Records excerpted from a collection
= Beginning of Section =

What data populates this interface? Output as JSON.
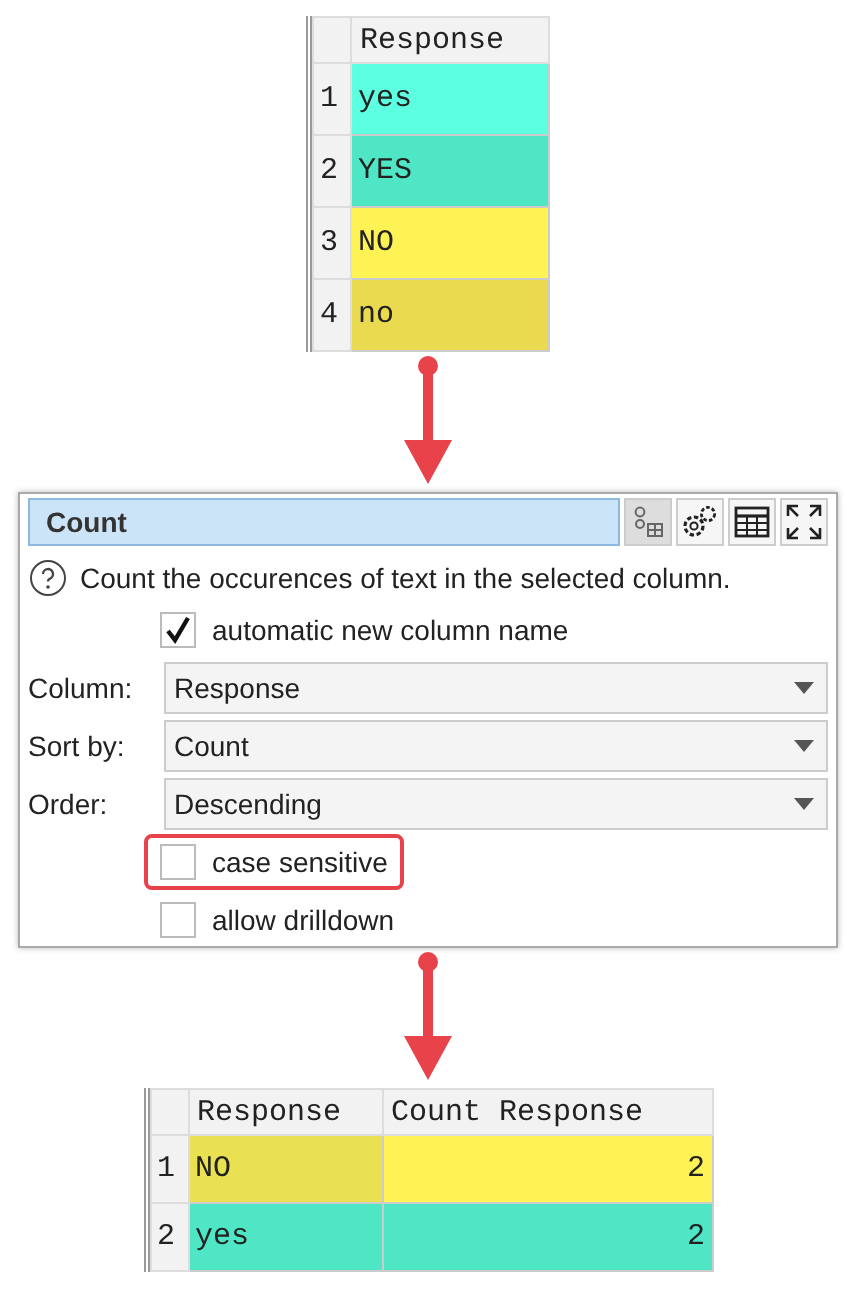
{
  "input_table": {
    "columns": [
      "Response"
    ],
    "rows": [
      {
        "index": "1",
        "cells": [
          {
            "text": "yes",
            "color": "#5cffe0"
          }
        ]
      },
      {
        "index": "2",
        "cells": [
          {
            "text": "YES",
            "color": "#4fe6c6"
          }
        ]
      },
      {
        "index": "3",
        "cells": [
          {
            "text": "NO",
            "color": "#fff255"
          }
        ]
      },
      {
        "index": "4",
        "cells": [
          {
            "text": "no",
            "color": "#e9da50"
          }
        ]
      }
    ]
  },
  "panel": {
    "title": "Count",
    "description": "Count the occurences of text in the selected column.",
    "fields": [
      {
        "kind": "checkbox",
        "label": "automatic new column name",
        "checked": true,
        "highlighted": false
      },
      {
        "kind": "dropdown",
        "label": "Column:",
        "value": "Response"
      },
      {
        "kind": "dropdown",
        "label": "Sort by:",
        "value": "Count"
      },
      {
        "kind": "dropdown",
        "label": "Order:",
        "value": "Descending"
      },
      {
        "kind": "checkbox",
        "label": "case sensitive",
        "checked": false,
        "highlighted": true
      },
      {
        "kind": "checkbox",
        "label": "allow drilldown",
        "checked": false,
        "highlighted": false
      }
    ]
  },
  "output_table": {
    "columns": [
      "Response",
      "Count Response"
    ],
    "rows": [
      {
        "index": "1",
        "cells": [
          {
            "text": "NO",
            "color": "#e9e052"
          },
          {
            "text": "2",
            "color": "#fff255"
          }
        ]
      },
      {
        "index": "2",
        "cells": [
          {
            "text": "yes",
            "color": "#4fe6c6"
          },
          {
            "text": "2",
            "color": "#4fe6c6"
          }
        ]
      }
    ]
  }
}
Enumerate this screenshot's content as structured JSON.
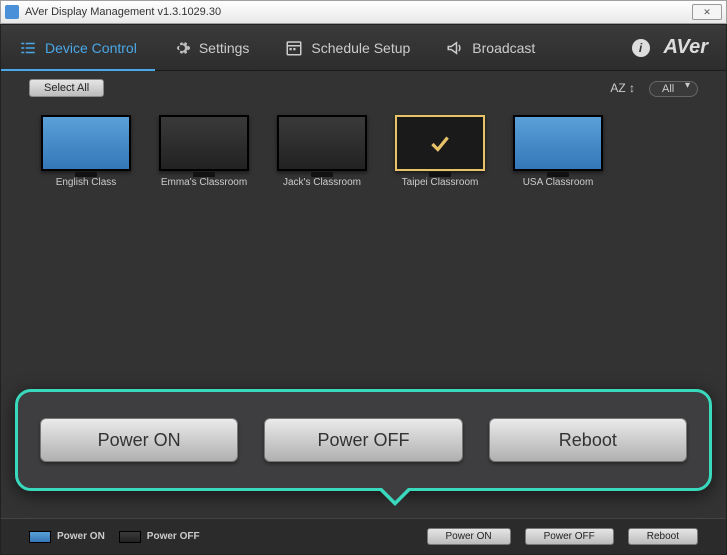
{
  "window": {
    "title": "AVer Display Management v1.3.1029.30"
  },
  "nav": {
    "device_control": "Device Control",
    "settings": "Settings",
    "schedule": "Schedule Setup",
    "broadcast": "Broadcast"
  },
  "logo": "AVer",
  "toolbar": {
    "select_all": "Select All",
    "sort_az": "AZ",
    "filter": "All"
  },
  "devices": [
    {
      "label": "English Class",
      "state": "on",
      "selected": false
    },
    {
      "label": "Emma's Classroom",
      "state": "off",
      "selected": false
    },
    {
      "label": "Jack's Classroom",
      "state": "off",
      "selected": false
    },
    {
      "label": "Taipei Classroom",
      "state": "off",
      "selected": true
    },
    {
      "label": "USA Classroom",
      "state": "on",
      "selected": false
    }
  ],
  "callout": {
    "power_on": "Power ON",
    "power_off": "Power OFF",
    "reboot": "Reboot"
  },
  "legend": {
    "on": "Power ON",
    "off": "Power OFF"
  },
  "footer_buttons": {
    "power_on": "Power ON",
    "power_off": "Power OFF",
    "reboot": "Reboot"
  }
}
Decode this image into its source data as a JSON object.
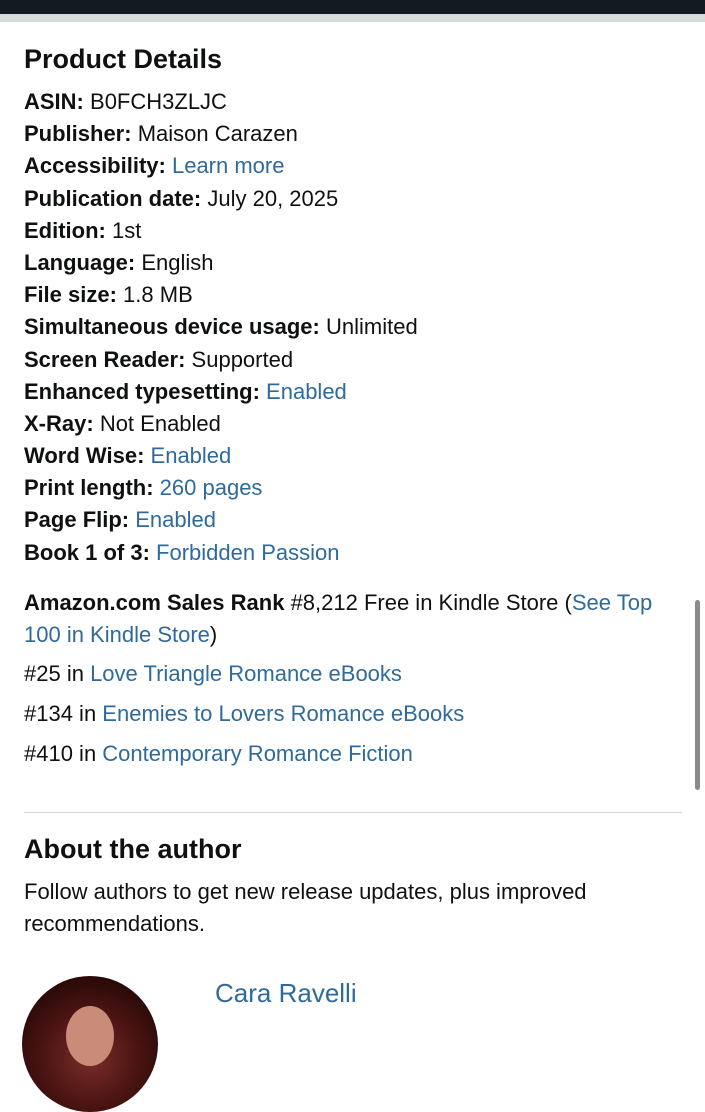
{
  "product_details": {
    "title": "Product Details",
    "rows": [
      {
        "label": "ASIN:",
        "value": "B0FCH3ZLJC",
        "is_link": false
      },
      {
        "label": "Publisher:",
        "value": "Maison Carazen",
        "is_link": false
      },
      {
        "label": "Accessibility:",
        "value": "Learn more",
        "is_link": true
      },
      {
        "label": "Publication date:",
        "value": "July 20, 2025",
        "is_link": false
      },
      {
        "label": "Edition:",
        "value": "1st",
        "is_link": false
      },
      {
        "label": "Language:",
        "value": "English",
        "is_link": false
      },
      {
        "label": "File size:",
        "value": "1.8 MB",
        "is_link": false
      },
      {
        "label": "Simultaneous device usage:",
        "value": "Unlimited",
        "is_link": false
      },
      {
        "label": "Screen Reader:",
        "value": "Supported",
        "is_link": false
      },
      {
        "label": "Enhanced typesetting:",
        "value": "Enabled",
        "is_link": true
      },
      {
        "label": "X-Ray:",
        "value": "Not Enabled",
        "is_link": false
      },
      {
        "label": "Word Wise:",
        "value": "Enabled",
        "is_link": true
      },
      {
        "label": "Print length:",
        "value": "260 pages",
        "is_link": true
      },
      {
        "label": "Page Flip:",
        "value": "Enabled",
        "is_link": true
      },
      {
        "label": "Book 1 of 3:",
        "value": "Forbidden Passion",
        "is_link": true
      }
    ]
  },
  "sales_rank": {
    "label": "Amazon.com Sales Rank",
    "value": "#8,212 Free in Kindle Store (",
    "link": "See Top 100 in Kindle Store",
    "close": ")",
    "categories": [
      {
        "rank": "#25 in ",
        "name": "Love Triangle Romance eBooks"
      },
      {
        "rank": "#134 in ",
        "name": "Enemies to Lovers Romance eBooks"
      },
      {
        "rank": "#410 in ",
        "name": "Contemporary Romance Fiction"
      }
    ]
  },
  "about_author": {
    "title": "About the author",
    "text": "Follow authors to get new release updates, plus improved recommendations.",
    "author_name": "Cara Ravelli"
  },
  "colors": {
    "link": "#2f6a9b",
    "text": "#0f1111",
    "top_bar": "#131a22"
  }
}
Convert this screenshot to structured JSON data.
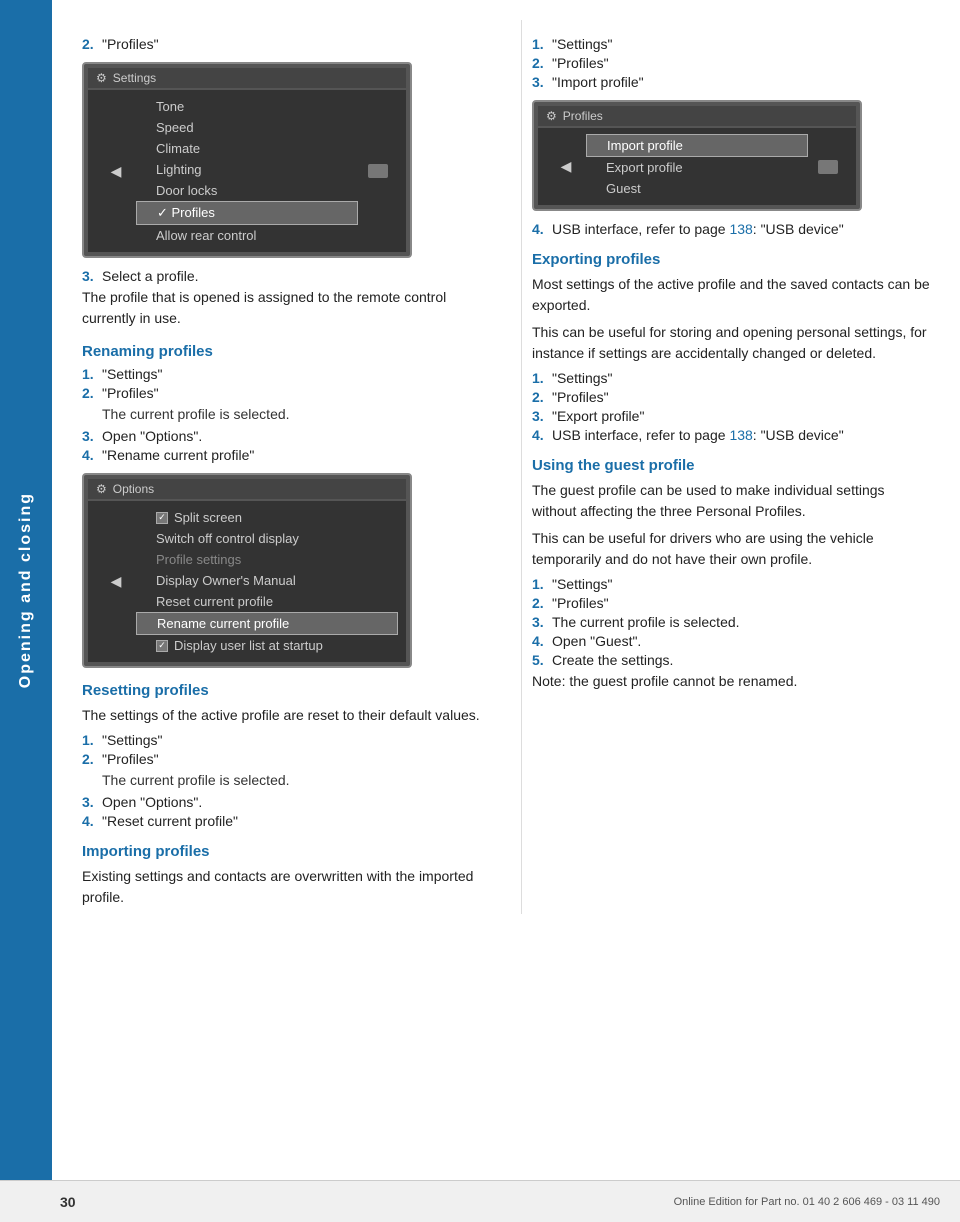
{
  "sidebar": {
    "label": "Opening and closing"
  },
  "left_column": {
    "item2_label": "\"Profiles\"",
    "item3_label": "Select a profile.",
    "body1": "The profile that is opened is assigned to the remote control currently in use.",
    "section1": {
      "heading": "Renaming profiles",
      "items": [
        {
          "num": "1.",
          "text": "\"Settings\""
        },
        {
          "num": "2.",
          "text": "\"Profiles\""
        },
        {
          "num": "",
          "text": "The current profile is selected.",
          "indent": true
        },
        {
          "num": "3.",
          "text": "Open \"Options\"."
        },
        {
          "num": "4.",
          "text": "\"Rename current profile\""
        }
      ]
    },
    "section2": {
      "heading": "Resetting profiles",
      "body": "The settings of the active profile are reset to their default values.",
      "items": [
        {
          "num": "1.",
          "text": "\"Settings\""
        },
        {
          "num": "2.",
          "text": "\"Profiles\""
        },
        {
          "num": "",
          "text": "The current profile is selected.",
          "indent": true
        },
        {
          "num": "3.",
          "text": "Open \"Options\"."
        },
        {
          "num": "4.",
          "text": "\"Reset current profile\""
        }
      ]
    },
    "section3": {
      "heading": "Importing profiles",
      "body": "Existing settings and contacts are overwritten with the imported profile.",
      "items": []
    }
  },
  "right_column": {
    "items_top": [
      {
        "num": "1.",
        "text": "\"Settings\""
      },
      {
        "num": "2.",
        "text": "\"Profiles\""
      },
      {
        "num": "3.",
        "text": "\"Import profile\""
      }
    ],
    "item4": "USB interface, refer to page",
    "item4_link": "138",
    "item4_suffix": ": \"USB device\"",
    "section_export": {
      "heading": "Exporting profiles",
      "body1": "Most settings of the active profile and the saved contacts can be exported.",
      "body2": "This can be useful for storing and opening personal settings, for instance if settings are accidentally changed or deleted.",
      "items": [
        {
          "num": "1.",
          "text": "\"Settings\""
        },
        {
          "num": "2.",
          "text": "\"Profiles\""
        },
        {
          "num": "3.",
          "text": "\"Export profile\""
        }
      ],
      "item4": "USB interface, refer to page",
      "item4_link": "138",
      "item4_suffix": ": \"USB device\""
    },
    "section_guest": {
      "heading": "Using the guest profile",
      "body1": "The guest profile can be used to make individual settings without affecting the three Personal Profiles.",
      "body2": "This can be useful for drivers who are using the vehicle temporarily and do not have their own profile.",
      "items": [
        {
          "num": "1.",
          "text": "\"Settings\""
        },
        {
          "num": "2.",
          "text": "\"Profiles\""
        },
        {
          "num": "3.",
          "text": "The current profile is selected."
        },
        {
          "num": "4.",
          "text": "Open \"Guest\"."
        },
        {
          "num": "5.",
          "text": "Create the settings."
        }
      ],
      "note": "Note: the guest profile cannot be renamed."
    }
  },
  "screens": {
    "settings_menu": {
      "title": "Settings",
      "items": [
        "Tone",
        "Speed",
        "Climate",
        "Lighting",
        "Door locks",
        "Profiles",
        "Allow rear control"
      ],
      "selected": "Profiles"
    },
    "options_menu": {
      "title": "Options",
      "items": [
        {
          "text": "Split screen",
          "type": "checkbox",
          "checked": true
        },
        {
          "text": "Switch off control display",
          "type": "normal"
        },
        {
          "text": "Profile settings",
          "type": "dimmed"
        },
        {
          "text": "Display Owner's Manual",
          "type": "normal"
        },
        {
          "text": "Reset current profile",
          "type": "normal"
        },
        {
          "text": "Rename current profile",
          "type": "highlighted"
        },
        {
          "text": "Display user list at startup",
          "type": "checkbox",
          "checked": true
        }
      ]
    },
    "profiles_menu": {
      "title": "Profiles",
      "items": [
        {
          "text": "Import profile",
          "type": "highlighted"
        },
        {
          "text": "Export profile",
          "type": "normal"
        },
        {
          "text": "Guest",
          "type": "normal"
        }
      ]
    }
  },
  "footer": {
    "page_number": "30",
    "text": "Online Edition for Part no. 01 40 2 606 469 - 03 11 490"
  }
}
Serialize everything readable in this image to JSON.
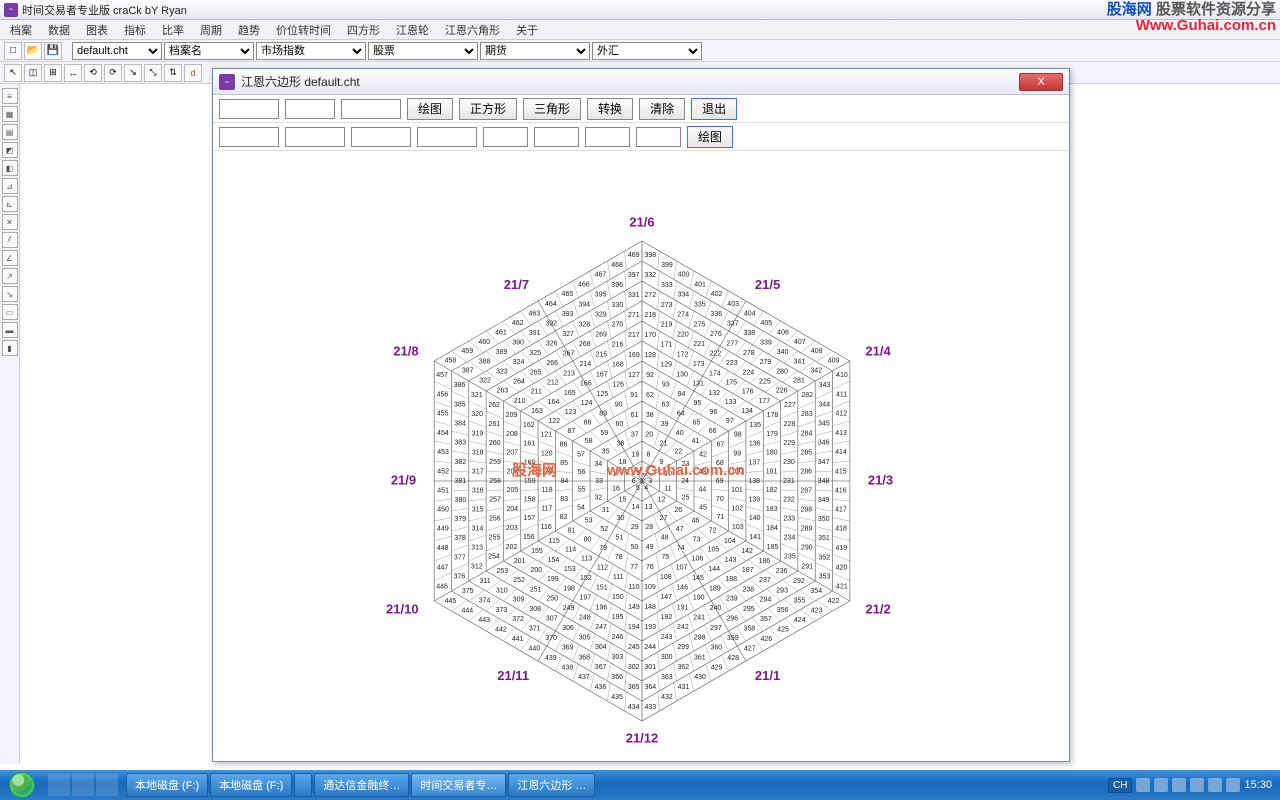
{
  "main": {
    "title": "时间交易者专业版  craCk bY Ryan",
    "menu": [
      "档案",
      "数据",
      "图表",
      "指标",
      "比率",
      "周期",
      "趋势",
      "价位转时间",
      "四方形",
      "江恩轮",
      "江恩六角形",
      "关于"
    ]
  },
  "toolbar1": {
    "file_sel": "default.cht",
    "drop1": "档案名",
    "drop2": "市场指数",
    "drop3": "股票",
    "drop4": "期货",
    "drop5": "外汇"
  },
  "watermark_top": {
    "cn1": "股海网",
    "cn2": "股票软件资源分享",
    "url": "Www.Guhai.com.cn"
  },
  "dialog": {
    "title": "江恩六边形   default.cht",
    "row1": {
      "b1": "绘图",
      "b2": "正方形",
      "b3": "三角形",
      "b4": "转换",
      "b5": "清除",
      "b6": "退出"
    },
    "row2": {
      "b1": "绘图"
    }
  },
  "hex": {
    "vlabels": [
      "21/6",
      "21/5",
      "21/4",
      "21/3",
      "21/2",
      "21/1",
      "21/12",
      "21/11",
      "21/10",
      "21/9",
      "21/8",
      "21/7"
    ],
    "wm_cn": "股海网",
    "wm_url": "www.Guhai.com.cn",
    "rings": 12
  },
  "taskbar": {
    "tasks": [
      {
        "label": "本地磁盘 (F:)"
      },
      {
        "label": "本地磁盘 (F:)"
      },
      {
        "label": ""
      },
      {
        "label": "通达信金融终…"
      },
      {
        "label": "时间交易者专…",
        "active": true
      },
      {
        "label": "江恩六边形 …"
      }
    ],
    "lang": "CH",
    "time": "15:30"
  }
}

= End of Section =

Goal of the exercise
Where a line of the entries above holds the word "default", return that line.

Answer below
      "body": "The settings of the active profile are reset to their default values.",
    "file_sel": "default.cht",
    "title": "江恩六边形   default.cht",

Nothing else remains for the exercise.